I wasn’t sure whether I would write a commemorative post for the anniversary of 9/11 this year. I did, however, remember that I’d written something in an email to a friend on the first anniversary of that awful day. I’ve decided to share those reflections of the then 22-year old me. All commentary by my present self is done in bold type.
Last year on this very day, around this time (10-ish), I was home in bed (sleeping in cause school hadn’t started back and I didn’t have to be at work), only to be awakened by my then boyfriend, now roommate, with the words ” A plane crashed into the World Trade Center…and the Pentagon too.” For some reason…grogginess perhaps…it didn’t seem that serious to me at first, but I quickly woke up and thought to myself (I may have said it out loud too), “The Pentagon….this is deliberate.” I mean, the WTC crash could have been an accident, but the Pentagon? That’s an act of war.

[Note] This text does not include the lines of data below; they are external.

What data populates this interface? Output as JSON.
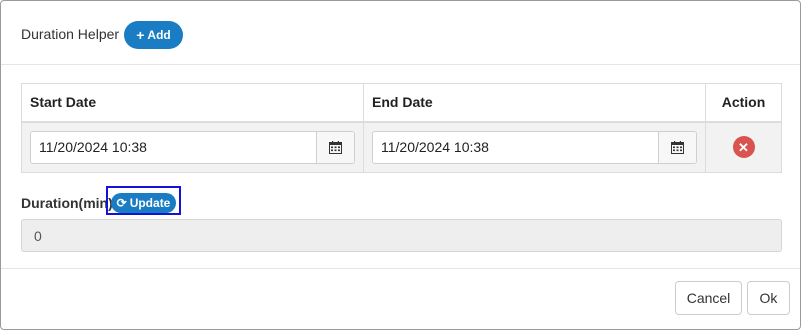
{
  "header": {
    "title": "Duration Helper",
    "add_label": "Add"
  },
  "table": {
    "columns": [
      "Start Date",
      "End Date",
      "Action"
    ],
    "rows": [
      {
        "start": "11/20/2024 10:38",
        "end": "11/20/2024 10:38"
      }
    ]
  },
  "duration": {
    "label": "Duration(min)",
    "update_label": "Update",
    "value": "0"
  },
  "footer": {
    "cancel_label": "Cancel",
    "ok_label": "Ok"
  },
  "icons": {
    "add": "plus-icon",
    "calendar": "calendar-icon",
    "remove": "times-circle-icon",
    "update": "refresh-icon"
  },
  "colors": {
    "primary": "#1a7cc2",
    "danger": "#d9534f",
    "highlight": "#1212d8"
  }
}
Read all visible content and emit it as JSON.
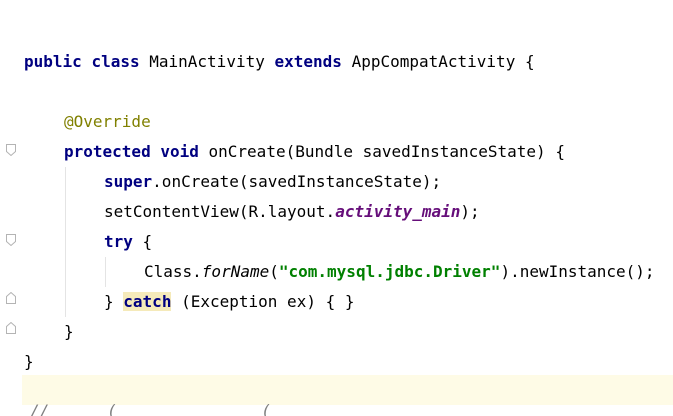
{
  "code": {
    "line1": {
      "kw_public": "public",
      "kw_class": "class",
      "class_name": "MainActivity",
      "kw_extends": "extends",
      "super_class": "AppCompatActivity",
      "brace": "{"
    },
    "line2": {
      "annotation": "@Override"
    },
    "line3": {
      "kw_protected": "protected",
      "kw_void": "void",
      "method": "onCreate(Bundle savedInstanceState)",
      "brace": "{"
    },
    "line4": {
      "kw_super": "super",
      "rest": ".onCreate(savedInstanceState);"
    },
    "line5": {
      "prefix": "setContentView(R.layout.",
      "field": "activity_main",
      "suffix": ");"
    },
    "line6": {
      "kw_try": "try",
      "brace": "{"
    },
    "line7": {
      "prefix": "Class.",
      "method": "forName",
      "paren_open": "(",
      "string": "\"com.mysql.jdbc.Driver\"",
      "suffix": ").newInstance();"
    },
    "line8": {
      "close": "}",
      "kw_catch": "catch",
      "rest": "(Exception ex) { }"
    },
    "line9": {
      "close": "}"
    },
    "line10": {
      "close": "}"
    },
    "cutoff": "//      (               ("
  },
  "colors": {
    "keyword": "#000080",
    "annotation": "#808000",
    "field": "#660e7a",
    "string": "#008000",
    "current_line": "#fefbe6",
    "catch_highlight": "#f5eaba"
  },
  "icons": {
    "fold_open": "fold-open-icon",
    "fold_close": "fold-close-icon"
  }
}
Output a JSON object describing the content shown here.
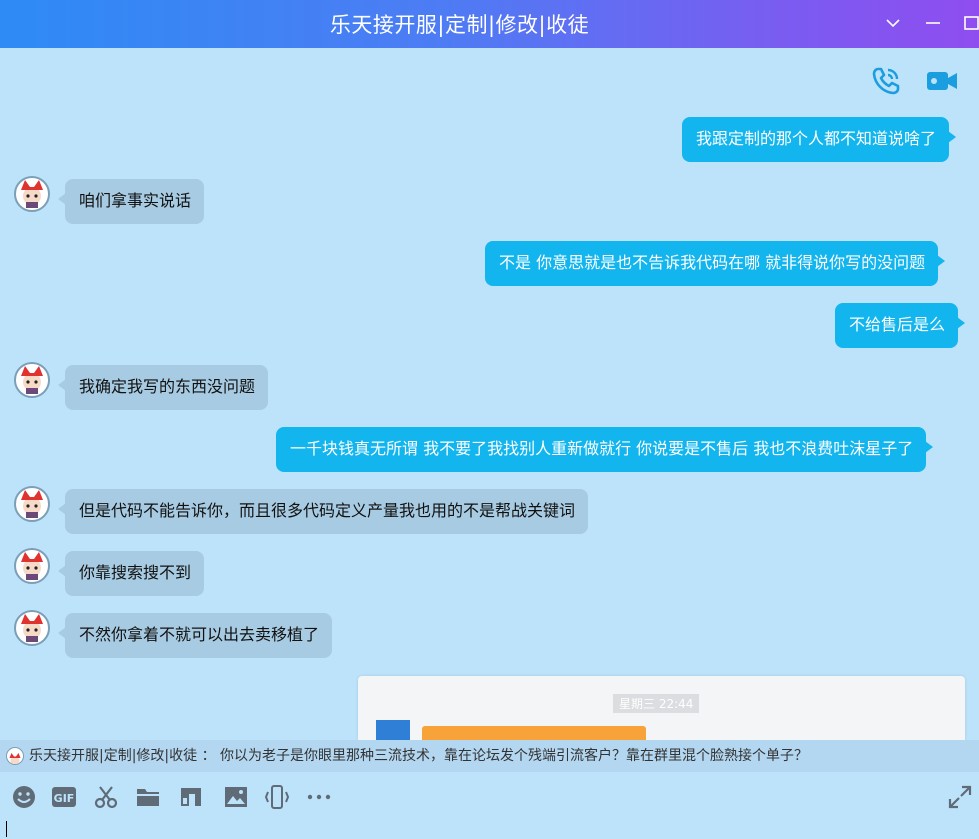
{
  "window": {
    "title": "乐天接开服|定制|修改|收徒"
  },
  "colors": {
    "outgoing_bubble": "#12b5ee",
    "incoming_bubble": "#a7cbe2",
    "background": "#bde3fb",
    "accent_icon": "#1a9ee0"
  },
  "messages": [
    {
      "side": "out",
      "text": "我跟定制的那个人都不知道说啥了"
    },
    {
      "side": "in",
      "text": "咱们拿事实说话"
    },
    {
      "side": "out",
      "text": "不是 你意思就是也不告诉我代码在哪 就非得说你写的没问题"
    },
    {
      "side": "out",
      "text": "不给售后是么"
    },
    {
      "side": "in",
      "text": "我确定我写的东西没问题"
    },
    {
      "side": "out",
      "text": "一千块钱真无所谓 我不要了我找别人重新做就行 你说要是不售后 我也不浪费吐沫星子了"
    },
    {
      "side": "in",
      "text": "但是代码不能告诉你，而且很多代码定义产量我也用的不是帮战关键词"
    },
    {
      "side": "in",
      "text": "你靠搜索搜不到"
    },
    {
      "side": "in",
      "text": "不然你拿着不就可以出去卖移植了"
    }
  ],
  "preview": {
    "timestamp": "星期三 22:44"
  },
  "quote": {
    "text": "乐天接开服|定制|修改|收徒 ： 你以为老子是你眼里那种三流技术，靠在论坛发个残端引流客户？靠在群里混个脸熟接个单子？"
  },
  "toolbar": {
    "icons": [
      "emoji-icon",
      "gif-icon",
      "scissors-icon",
      "folder-icon",
      "music-icon",
      "image-icon",
      "shake-icon",
      "more-icon",
      "expand-icon"
    ]
  }
}
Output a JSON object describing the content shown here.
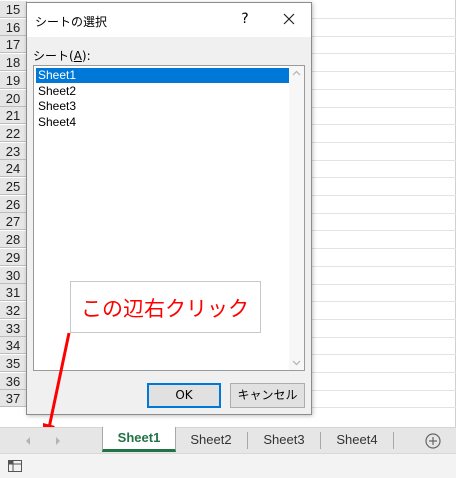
{
  "spreadsheet": {
    "row_numbers": [
      "15",
      "16",
      "17",
      "18",
      "19",
      "20",
      "21",
      "22",
      "23",
      "24",
      "25",
      "26",
      "27",
      "28",
      "29",
      "30",
      "31",
      "32",
      "33",
      "34",
      "35",
      "36",
      "37"
    ]
  },
  "dialog": {
    "title": "シートの選択",
    "help_label": "?",
    "close_icon": "close-icon",
    "list_label_prefix": "シート(",
    "list_label_accel": "A",
    "list_label_suffix": "):",
    "sheets": [
      "Sheet1",
      "Sheet2",
      "Sheet3",
      "Sheet4"
    ],
    "selected_index": 0,
    "ok_label": "OK",
    "cancel_label": "キャンセル",
    "accent_color": "#0078d7"
  },
  "callout": {
    "text": "この辺右クリック",
    "color": "#ff0000"
  },
  "tab_bar": {
    "tabs": [
      "Sheet1",
      "Sheet2",
      "Sheet3",
      "Sheet4"
    ],
    "active_index": 0,
    "active_color": "#217346",
    "prev_icon": "chevron-left-icon",
    "next_icon": "chevron-right-icon",
    "add_icon": "plus-circle-icon"
  },
  "status_bar": {
    "icon": "sheet-status-icon"
  }
}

I, in my naivete still didn’t understand the magnitude of all of this, until I started watching TV, and to my horror, one of the buildings collapsed. It was like slow motion…and all I could think of was…”all those people.” For a brief moment…one that temporarily paralysed my vocal chords and stimulated my lacrimal ducts simultaneously…I forgot that this was history happening right before my eyes. I only knew shock and sudden sadness and merciful compassion. Yet, I thought the worst was over…only to have the same feeling return repeatedly throughout the day as more lives were lost, and families were shattered.

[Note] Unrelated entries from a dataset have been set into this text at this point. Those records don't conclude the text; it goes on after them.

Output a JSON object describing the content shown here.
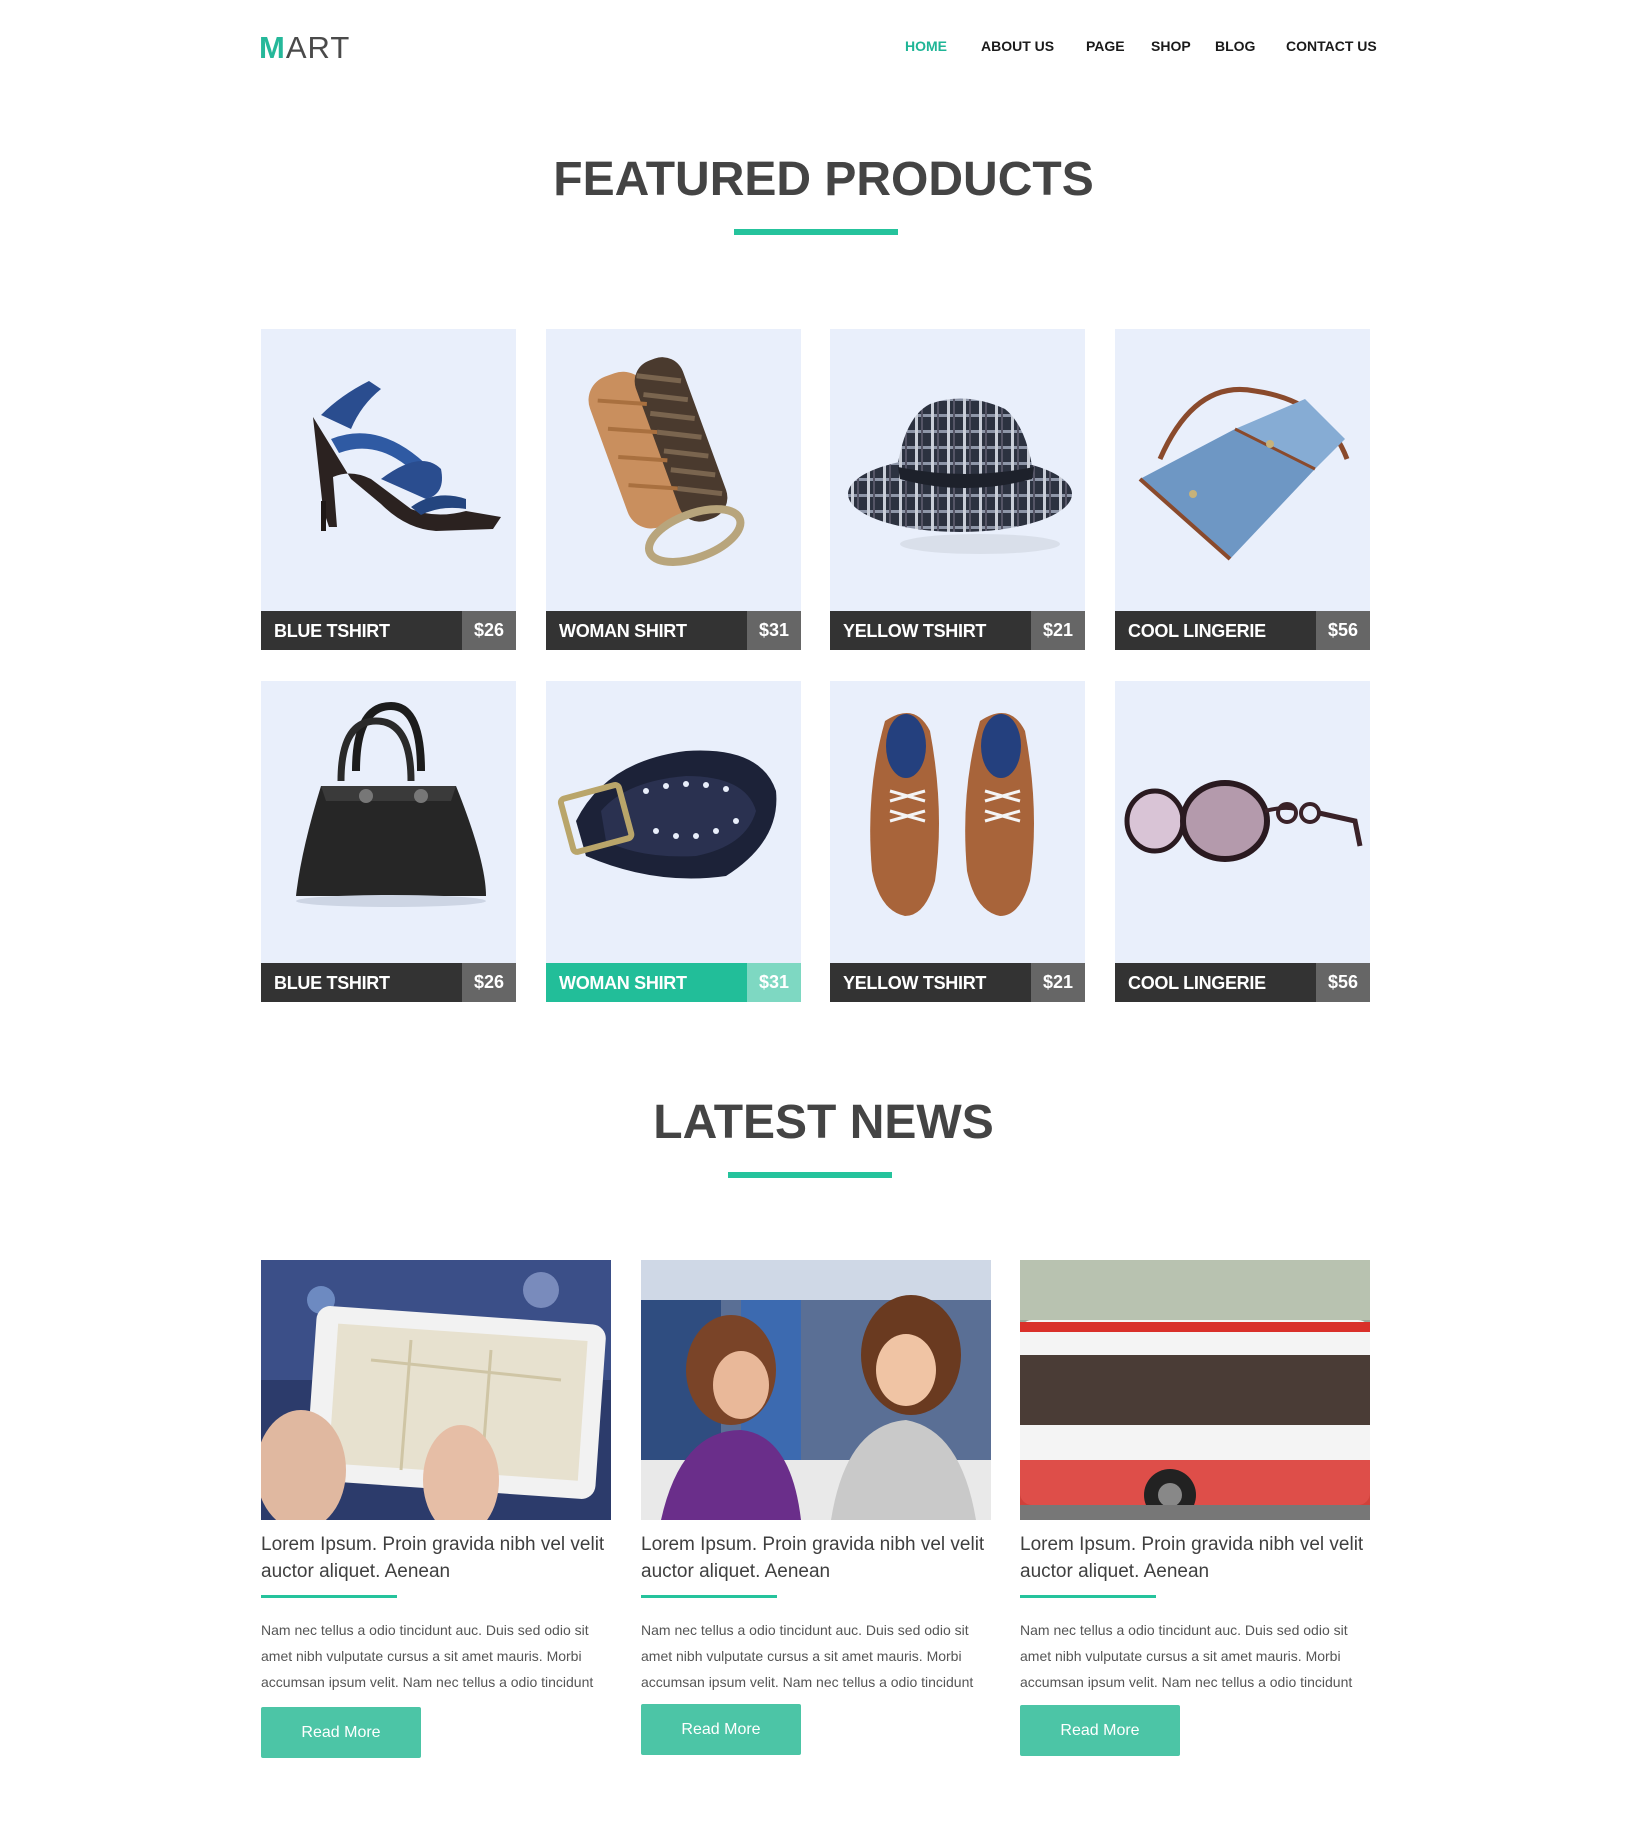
{
  "header": {
    "logo_m": "M",
    "logo_rest": "ART",
    "nav": [
      "HOME",
      "ABOUT US",
      "PAGE",
      "SHOP",
      "BLOG",
      "CONTACT US"
    ],
    "active_nav": "HOME"
  },
  "featured": {
    "title": "FEATURED PRODUCTS",
    "products": [
      {
        "name": "BLUE TSHIRT",
        "price": "$26",
        "icon": "high-heel-sandal-image"
      },
      {
        "name": "WOMAN SHIRT",
        "price": "$31",
        "icon": "braided-belt-image"
      },
      {
        "name": "YELLOW TSHIRT",
        "price": "$21",
        "icon": "plaid-fedora-hat-image"
      },
      {
        "name": "COOL LINGERIE",
        "price": "$56",
        "icon": "denim-shoulder-bag-image"
      },
      {
        "name": "BLUE TSHIRT",
        "price": "$26",
        "icon": "black-handbag-image"
      },
      {
        "name": "WOMAN SHIRT",
        "price": "$31",
        "icon": "perforated-belt-image",
        "highlight": true
      },
      {
        "name": "YELLOW TSHIRT",
        "price": "$21",
        "icon": "leather-shoes-image"
      },
      {
        "name": "COOL LINGERIE",
        "price": "$56",
        "icon": "sunglasses-image"
      }
    ]
  },
  "news": {
    "title": "LATEST NEWS",
    "items": [
      {
        "title": "Lorem Ipsum. Proin gravida nibh vel velit auctor aliquet. Aenean",
        "text": "Nam nec tellus a odio tincidunt auc. Duis sed odio sit amet nibh vulputate cursus a sit amet mauris. Morbi accumsan ipsum velit. Nam nec tellus a odio tincidunt",
        "button": "Read More",
        "icon": "tablet-map-photo"
      },
      {
        "title": "Lorem Ipsum. Proin gravida nibh vel velit auctor aliquet. Aenean",
        "text": "Nam nec tellus a odio tincidunt auc. Duis sed odio sit amet nibh vulputate cursus a sit amet mauris. Morbi accumsan ipsum velit. Nam nec tellus a odio tincidunt",
        "button": "Read More",
        "icon": "students-library-photo"
      },
      {
        "title": "Lorem Ipsum. Proin gravida nibh vel velit auctor aliquet. Aenean",
        "text": "Nam nec tellus a odio tincidunt auc. Duis sed odio sit amet nibh vulputate cursus a sit amet mauris. Morbi accumsan ipsum velit. Nam nec tellus a odio tincidunt",
        "button": "Read More",
        "icon": "city-bus-photo"
      }
    ]
  },
  "colors": {
    "accent": "#25c39c",
    "dark_bar": "#333333",
    "price_box": "#666666",
    "card_bg": "#e9effb"
  }
}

Somehow, it only occurred to me later in the afternoon, that I had family right there in NY, some of them possibly employed in the vicinity of the WTCs. It was also then that a hint of personal panic set in, but it was luckily never given the chance to fully blossom. You see, by the grace of fate, or God, or luck or whatever, it was my aunt’s day off (she worked near there), my cousin had gotten a transfer to New Jersey (she used to work next to the WTCs), and my sister never got the chance to go to downtown Manhattan like she had been planning. Only my cousin’s boyfriend wasn’t so lucky…he was a fireman, one of the first on the scene…I heard he didn’t make it out. Funny how I had been in NY that summer for my other cousin’s wedding…I don’t think he [my cousin’s boyfriend] had been there, but if he had, I never got to meet him…what if I had? It’s an eerie thought.

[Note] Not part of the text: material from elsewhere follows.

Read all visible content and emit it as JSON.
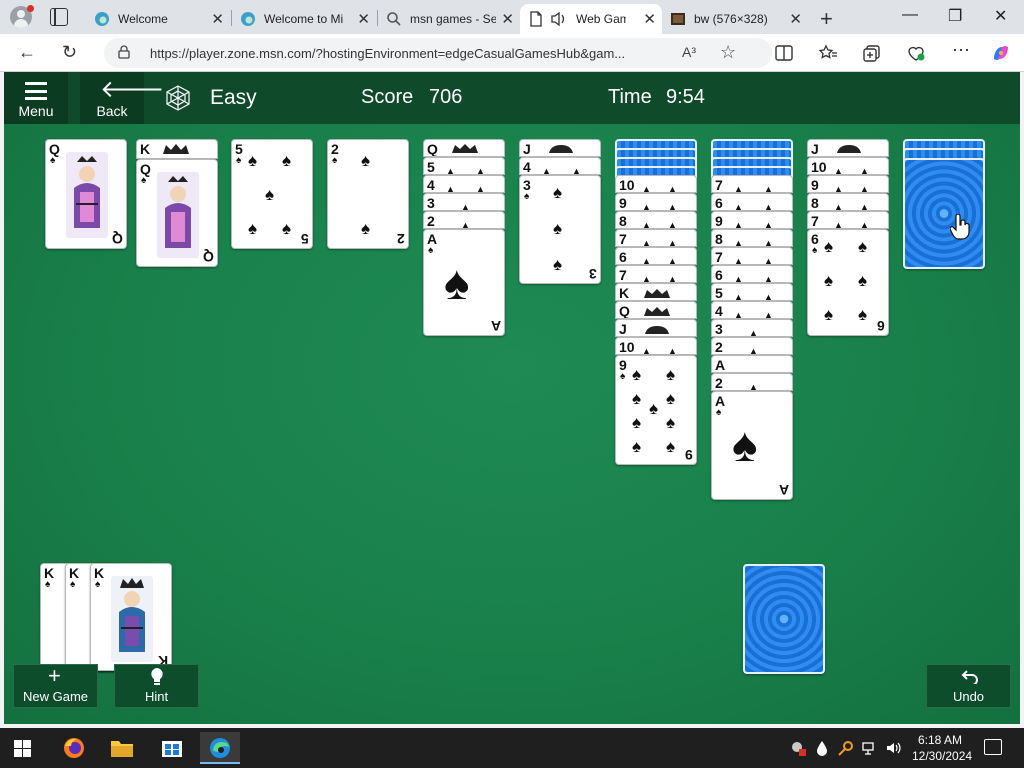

I’ve always said I wasn’t American…and I still say that, but funny how trivial that distinction can seem on a day like that. A year later, I go on with my life, my own little trials and tribulations, and I scoff when I hear words like “war on terrorism” and “homeland security”…all buzzwords…but then I see a story on the news or in the newspaper and I remember what I thought had faded….not the day itself…not the horror or the sadness…but that gut wrenching “this is for real” heartbreak. I didn’t expect to feel like this today…and it’s a bit of a challenge to sound cheerful as I answer the phone [at my then job] while I write this. So here’s my little contribution to the memory of that piece of history I can say I lived, like the generation of Pearl Harbor, or the Titanic, or some other event I took for granted.